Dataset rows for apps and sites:
□ □ □ □ □

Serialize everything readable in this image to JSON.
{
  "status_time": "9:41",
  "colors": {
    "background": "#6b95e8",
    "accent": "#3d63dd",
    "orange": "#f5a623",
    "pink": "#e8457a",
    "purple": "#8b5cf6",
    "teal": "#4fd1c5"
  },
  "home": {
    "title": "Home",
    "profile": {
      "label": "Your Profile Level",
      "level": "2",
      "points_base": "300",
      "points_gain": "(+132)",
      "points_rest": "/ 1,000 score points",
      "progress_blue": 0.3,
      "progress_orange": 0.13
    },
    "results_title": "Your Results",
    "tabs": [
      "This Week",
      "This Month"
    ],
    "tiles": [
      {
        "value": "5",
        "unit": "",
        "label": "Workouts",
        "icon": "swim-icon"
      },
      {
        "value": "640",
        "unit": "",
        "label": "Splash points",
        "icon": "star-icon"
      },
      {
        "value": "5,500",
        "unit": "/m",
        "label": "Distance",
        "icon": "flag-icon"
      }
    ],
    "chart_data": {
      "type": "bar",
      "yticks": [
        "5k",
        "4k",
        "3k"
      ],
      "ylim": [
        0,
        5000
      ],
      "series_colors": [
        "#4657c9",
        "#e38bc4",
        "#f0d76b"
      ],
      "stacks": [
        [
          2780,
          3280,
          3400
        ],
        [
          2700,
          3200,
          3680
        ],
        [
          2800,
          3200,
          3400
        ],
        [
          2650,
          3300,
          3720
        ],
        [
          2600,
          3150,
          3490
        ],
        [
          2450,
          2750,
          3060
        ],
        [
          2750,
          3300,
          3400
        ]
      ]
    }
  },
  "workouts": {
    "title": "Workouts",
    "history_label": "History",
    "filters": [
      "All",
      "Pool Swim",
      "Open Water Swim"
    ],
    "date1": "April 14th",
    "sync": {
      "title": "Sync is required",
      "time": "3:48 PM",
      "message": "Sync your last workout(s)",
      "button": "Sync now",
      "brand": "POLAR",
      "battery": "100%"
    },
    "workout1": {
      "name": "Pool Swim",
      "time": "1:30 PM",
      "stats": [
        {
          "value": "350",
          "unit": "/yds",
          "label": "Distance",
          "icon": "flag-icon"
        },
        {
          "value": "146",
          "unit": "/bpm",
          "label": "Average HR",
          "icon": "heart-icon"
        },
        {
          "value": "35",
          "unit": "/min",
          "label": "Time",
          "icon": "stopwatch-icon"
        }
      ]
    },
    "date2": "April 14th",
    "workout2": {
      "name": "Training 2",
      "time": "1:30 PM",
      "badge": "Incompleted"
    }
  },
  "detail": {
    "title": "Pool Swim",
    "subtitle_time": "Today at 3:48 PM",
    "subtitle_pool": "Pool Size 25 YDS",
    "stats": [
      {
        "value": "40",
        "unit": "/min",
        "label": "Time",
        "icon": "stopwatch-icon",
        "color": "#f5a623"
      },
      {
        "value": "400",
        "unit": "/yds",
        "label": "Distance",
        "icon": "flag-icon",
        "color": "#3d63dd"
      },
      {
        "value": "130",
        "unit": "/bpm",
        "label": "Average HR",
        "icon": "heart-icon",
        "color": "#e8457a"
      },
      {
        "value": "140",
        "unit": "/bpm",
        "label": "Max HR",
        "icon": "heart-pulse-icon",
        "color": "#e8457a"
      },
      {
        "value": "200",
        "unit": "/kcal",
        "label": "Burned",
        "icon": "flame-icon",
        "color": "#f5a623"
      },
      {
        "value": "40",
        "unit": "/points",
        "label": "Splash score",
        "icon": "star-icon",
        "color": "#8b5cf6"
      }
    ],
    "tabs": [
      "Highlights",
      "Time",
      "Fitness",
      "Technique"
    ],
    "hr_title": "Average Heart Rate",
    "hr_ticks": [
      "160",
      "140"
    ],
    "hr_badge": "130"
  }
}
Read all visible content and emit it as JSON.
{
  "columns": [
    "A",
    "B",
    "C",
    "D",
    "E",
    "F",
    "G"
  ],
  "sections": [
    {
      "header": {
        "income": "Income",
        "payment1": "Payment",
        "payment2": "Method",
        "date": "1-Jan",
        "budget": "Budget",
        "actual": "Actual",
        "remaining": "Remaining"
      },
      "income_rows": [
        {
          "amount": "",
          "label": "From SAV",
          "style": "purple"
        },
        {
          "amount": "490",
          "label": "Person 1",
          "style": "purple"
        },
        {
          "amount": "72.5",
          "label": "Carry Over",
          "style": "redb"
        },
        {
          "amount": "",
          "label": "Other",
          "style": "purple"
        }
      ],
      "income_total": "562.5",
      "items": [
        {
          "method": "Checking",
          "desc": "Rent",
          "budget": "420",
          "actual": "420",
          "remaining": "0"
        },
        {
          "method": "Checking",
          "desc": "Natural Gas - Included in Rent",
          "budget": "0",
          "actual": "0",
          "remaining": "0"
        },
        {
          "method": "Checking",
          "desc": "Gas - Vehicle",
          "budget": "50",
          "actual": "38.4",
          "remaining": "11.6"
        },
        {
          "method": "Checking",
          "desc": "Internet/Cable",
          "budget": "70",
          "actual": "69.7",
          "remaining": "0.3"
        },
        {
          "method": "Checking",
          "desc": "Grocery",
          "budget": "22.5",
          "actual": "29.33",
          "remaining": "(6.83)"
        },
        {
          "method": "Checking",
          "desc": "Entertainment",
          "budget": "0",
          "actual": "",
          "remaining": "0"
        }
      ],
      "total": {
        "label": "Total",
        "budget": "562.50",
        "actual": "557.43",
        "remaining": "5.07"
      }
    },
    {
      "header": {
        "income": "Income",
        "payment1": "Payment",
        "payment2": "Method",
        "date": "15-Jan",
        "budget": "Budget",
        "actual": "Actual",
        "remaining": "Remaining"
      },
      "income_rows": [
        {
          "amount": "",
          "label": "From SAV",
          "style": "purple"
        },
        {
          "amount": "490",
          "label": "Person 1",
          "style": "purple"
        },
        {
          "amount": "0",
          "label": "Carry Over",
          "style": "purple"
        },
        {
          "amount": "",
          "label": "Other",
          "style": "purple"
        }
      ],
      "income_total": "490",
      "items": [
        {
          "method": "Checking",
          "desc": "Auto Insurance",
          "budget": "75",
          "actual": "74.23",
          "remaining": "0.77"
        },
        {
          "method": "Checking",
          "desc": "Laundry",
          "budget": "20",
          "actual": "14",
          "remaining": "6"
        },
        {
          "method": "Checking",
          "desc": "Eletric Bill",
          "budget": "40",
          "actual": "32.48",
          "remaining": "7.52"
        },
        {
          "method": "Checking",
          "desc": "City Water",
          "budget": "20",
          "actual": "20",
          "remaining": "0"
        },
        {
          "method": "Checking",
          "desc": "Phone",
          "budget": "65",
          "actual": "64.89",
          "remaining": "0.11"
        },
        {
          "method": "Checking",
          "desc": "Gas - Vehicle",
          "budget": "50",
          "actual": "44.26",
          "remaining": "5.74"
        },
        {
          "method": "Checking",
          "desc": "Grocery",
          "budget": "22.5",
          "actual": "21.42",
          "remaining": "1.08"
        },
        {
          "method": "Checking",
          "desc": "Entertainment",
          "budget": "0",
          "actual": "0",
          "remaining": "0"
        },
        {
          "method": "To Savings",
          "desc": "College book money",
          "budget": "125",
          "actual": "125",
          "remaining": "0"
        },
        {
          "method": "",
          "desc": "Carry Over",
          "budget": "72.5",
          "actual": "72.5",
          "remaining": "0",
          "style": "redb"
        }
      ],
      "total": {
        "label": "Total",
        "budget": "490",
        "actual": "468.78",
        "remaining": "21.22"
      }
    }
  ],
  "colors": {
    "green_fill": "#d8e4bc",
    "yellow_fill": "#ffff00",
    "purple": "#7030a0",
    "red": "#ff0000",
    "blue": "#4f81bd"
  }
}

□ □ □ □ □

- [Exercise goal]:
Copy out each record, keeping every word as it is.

- [Response for this exercise]:
Serialize everything readable in this image to JSON.
{
  "status_time": "9:41",
  "colors": {
    "background": "#6b95e8",
    "accent": "#3d63dd",
    "orange": "#f5a623",
    "pink": "#e8457a",
    "purple": "#8b5cf6",
    "teal": "#4fd1c5"
  },
  "home": {
    "title": "Home",
    "profile": {
      "label": "Your Profile Level",
      "level": "2",
      "points_base": "300",
      "points_gain": "(+132)",
      "points_rest": "/ 1,000 score points",
      "progress_blue": 0.3,
      "progress_orange": 0.13
    },
    "results_title": "Your Results",
    "tabs": [
      "This Week",
      "This Month"
    ],
    "tiles": [
      {
        "value": "5",
        "unit": "",
        "label": "Workouts",
        "icon": "swim-icon"
      },
      {
        "value": "640",
        "unit": "",
        "label": "Splash points",
        "icon": "star-icon"
      },
      {
        "value": "5,500",
        "unit": "/m",
        "label": "Distance",
        "icon": "flag-icon"
      }
    ],
    "chart_data": {
      "type": "bar",
      "yticks": [
        "5k",
        "4k",
        "3k"
      ],
      "ylim": [
        0,
        5000
      ],
      "series_colors": [
        "#4657c9",
        "#e38bc4",
        "#f0d76b"
      ],
      "stacks": [
        [
          2780,
          3280,
          3400
        ],
        [
          2700,
          3200,
          3680
        ],
        [
          2800,
          3200,
          3400
        ],
        [
          2650,
          3300,
          3720
        ],
        [
          2600,
          3150,
          3490
        ],
        [
          2450,
          2750,
          3060
        ],
        [
          2750,
          3300,
          3400
        ]
      ]
    }
  },
  "workouts": {
    "title": "Workouts",
    "history_label": "History",
    "filters": [
      "All",
      "Pool Swim",
      "Open Water Swim"
    ],
    "date1": "April 14th",
    "sync": {
      "title": "Sync is required",
      "time": "3:48 PM",
      "message": "Sync your last workout(s)",
      "button": "Sync now",
      "brand": "POLAR",
      "battery": "100%"
    },
    "workout1": {
      "name": "Pool Swim",
      "time": "1:30 PM",
      "stats": [
        {
          "value": "350",
          "unit": "/yds",
          "label": "Distance",
          "icon": "flag-icon"
        },
        {
          "value": "146",
          "unit": "/bpm",
          "label": "Average HR",
          "icon": "heart-icon"
        },
        {
          "value": "35",
          "unit": "/min",
          "label": "Time",
          "icon": "stopwatch-icon"
        }
      ]
    },
    "date2": "April 14th",
    "workout2": {
      "name": "Training 2",
      "time": "1:30 PM",
      "badge": "Incompleted"
    }
  },
  "detail": {
    "title": "Pool Swim",
    "subtitle_time": "Today at 3:48 PM",
    "subtitle_pool": "Pool Size 25 YDS",
    "stats": [
      {
        "value": "40",
        "unit": "/min",
        "label": "Time",
        "icon": "stopwatch-icon",
        "color": "#f5a623"
      },
      {
        "value": "400",
        "unit": "/yds",
        "label": "Distance",
        "icon": "flag-icon",
        "color": "#3d63dd"
      },
      {
        "value": "130",
        "unit": "/bpm",
        "label": "Average HR",
        "icon": "heart-icon",
        "color": "#e8457a"
      },
      {
        "value": "140",
        "unit": "/bpm",
        "label": "Max HR",
        "icon": "heart-pulse-icon",
        "color": "#e8457a"
      },
      {
        "value": "200",
        "unit": "/kcal",
        "label": "Burned",
        "icon": "flame-icon",
        "color": "#f5a623"
      },
      {
        "value": "40",
        "unit": "/points",
        "label": "Splash score",
        "icon": "star-icon",
        "color": "#8b5cf6"
      }
    ],
    "tabs": [
      "Highlights",
      "Time",
      "Fitness",
      "Technique"
    ],
    "hr_title": "Average Heart Rate",
    "hr_ticks": [
      "160",
      "140"
    ],
    "hr_badge": "130"
  }
}
Read all visible content and emit it as JSON.
{
  "columns": [
    "A",
    "B",
    "C",
    "D",
    "E",
    "F",
    "G"
  ],
  "sections": [
    {
      "header": {
        "income": "Income",
        "payment1": "Payment",
        "payment2": "Method",
        "date": "1-Jan",
        "budget": "Budget",
        "actual": "Actual",
        "remaining": "Remaining"
      },
      "income_rows": [
        {
          "amount": "",
          "label": "From SAV",
          "style": "purple"
        },
        {
          "amount": "490",
          "label": "Person 1",
          "style": "purple"
        },
        {
          "amount": "72.5",
          "label": "Carry Over",
          "style": "redb"
        },
        {
          "amount": "",
          "label": "Other",
          "style": "purple"
        }
      ],
      "income_total": "562.5",
      "items": [
        {
          "method": "Checking",
          "desc": "Rent",
          "budget": "420",
          "actual": "420",
          "remaining": "0"
        },
        {
          "method": "Checking",
          "desc": "Natural Gas - Included in Rent",
          "budget": "0",
          "actual": "0",
          "remaining": "0"
        },
        {
          "method": "Checking",
          "desc": "Gas - Vehicle",
          "budget": "50",
          "actual": "38.4",
          "remaining": "11.6"
        },
        {
          "method": "Checking",
          "desc": "Internet/Cable",
          "budget": "70",
          "actual": "69.7",
          "remaining": "0.3"
        },
        {
          "method": "Checking",
          "desc": "Grocery",
          "budget": "22.5",
          "actual": "29.33",
          "remaining": "(6.83)"
        },
        {
          "method": "Checking",
          "desc": "Entertainment",
          "budget": "0",
          "actual": "",
          "remaining": "0"
        }
      ],
      "total": {
        "label": "Total",
        "budget": "562.50",
        "actual": "557.43",
        "remaining": "5.07"
      }
    },
    {
      "header": {
        "income": "Income",
        "payment1": "Payment",
        "payment2": "Method",
        "date": "15-Jan",
        "budget": "Budget",
        "actual": "Actual",
        "remaining": "Remaining"
      },
      "income_rows": [
        {
          "amount": "",
          "label": "From SAV",
          "style": "purple"
        },
        {
          "amount": "490",
          "label": "Person 1",
          "style": "purple"
        },
        {
          "amount": "0",
          "label": "Carry Over",
          "style": "purple"
        },
        {
          "amount": "",
          "label": "Other",
          "style": "purple"
        }
      ],
      "income_total": "490",
      "items": [
        {
          "method": "Checking",
          "desc": "Auto Insurance",
          "budget": "75",
          "actual": "74.23",
          "remaining": "0.77"
        },
        {
          "method": "Checking",
          "desc": "Laundry",
          "budget": "20",
          "actual": "14",
          "remaining": "6"
        },
        {
          "method": "Checking",
          "desc": "Eletric Bill",
          "budget": "40",
          "actual": "32.48",
          "remaining": "7.52"
        },
        {
          "method": "Checking",
          "desc": "City Water",
          "budget": "20",
          "actual": "20",
          "remaining": "0"
        },
        {
          "method": "Checking",
          "desc": "Phone",
          "budget": "65",
          "actual": "64.89",
          "remaining": "0.11"
        },
        {
          "method": "Checking",
          "desc": "Gas - Vehicle",
          "budget": "50",
          "actual": "44.26",
          "remaining": "5.74"
        },
        {
          "method": "Checking",
          "desc": "Grocery",
          "budget": "22.5",
          "actual": "21.42",
          "remaining": "1.08"
        },
        {
          "method": "Checking",
          "desc": "Entertainment",
          "budget": "0",
          "actual": "0",
          "remaining": "0"
        },
        {
          "method": "To Savings",
          "desc": "College book money",
          "budget": "125",
          "actual": "125",
          "remaining": "0"
        },
        {
          "method": "",
          "desc": "Carry Over",
          "budget": "72.5",
          "actual": "72.5",
          "remaining": "0",
          "style": "redb"
        }
      ],
      "total": {
        "label": "Total",
        "budget": "490",
        "actual": "468.78",
        "remaining": "21.22"
      }
    }
  ],
  "colors": {
    "green_fill": "#d8e4bc",
    "yellow_fill": "#ffff00",
    "purple": "#7030a0",
    "red": "#ff0000",
    "blue": "#4f81bd"
  }
}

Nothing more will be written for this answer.